One of the most significant steps you can take is to ensure a diverse culture across the workplace. This includes offering equal opportunities for all staff and embedding inclusive social events to bring employees together. By doing this, you will welcome new members into the team and allow candidates to feel comfortable, particularly if they hail from elsewhere in the world and may feel unfamiliar.

Effective retention strategies offer sizeable benefits, including reduced recruitment costs, limited disruption and increased staff satisfaction, which can assist future recruitment, so getting it right is essential.

Don’t limit yourself

Finally, it is crucial not to limit yourself when it comes to recruitment. Now, more than ever, there is a level playing field when it comes to the UK’s relationship with the rest of the world, meaning you can access talent from anywhere in the world.

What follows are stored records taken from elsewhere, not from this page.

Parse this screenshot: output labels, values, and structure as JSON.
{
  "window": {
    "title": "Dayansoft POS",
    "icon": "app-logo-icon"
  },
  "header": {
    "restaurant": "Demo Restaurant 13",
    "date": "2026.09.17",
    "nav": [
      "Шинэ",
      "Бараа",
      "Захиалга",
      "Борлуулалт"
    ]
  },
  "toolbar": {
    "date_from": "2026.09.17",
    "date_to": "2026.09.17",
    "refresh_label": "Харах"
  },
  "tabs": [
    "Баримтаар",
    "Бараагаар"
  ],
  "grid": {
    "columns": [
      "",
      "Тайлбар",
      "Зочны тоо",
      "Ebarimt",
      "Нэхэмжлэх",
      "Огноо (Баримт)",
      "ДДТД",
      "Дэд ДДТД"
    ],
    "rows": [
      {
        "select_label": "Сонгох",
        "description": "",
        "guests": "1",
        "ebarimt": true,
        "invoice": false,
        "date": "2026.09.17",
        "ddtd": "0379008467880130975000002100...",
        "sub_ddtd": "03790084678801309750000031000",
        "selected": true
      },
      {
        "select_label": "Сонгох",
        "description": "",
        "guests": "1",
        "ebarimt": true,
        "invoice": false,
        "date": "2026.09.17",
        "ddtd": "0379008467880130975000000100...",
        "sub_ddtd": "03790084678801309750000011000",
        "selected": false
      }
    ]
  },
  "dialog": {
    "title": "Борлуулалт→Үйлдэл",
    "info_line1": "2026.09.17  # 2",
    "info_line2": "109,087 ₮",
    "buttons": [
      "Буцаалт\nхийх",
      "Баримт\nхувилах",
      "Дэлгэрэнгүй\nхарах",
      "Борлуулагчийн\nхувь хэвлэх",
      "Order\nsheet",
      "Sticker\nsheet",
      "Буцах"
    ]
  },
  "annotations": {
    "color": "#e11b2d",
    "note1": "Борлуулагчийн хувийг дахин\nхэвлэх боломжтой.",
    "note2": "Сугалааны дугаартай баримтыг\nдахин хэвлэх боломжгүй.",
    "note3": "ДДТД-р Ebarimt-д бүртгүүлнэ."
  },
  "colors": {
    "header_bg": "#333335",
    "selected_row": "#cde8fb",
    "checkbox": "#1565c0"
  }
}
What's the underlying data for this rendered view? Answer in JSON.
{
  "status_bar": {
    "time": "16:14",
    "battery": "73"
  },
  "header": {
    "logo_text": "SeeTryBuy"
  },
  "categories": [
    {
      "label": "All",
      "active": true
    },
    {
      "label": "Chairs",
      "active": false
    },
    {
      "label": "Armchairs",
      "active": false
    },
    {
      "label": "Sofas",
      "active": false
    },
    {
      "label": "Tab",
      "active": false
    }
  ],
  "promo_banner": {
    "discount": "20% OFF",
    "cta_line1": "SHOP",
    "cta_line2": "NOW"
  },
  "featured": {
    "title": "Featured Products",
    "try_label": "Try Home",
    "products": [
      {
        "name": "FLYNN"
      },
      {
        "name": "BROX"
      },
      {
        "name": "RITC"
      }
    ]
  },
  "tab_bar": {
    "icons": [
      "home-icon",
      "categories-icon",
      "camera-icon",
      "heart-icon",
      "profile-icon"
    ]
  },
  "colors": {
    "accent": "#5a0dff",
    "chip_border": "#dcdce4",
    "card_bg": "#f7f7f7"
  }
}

If you have previously relied on EU labour and find yourself experiencing a skills shortage, it is worth considering recruiting from other countries in the world – particularly as immigration from these areas is increasing. Similarly, it might be worth considering domestic candidates to bypass the immigration system requirements.

By casting a wide net across the world, you will enable your company to find the very best talent available and recruit the right candidates into your roles. With this, you will experience better results, making it a win-win for everyone.

Get advice

Leaving the EU has posed many challenges for UK firms, with the true impact on immigration likely to emerge in the coming months, following the EU Settlement Scheme deadline.

While many businesses may be anxious about skills shortages that could impact their business, there is opportunity. By accounting for the points-based system and refining your recruitment strategies accordingly, you will still be able to tap into the labour you need for your operations to run smoothly.

If you need support in adapting your recruitment strategies or understanding the implications of points-based immigration and the EUSS, we are here to help.

Our team of advisors can take you through the rules and how they align with your unique needs to create contingency plans that minimise the effect. With this, you can enjoy minimal disruption and adapt to the challenges of Brexit.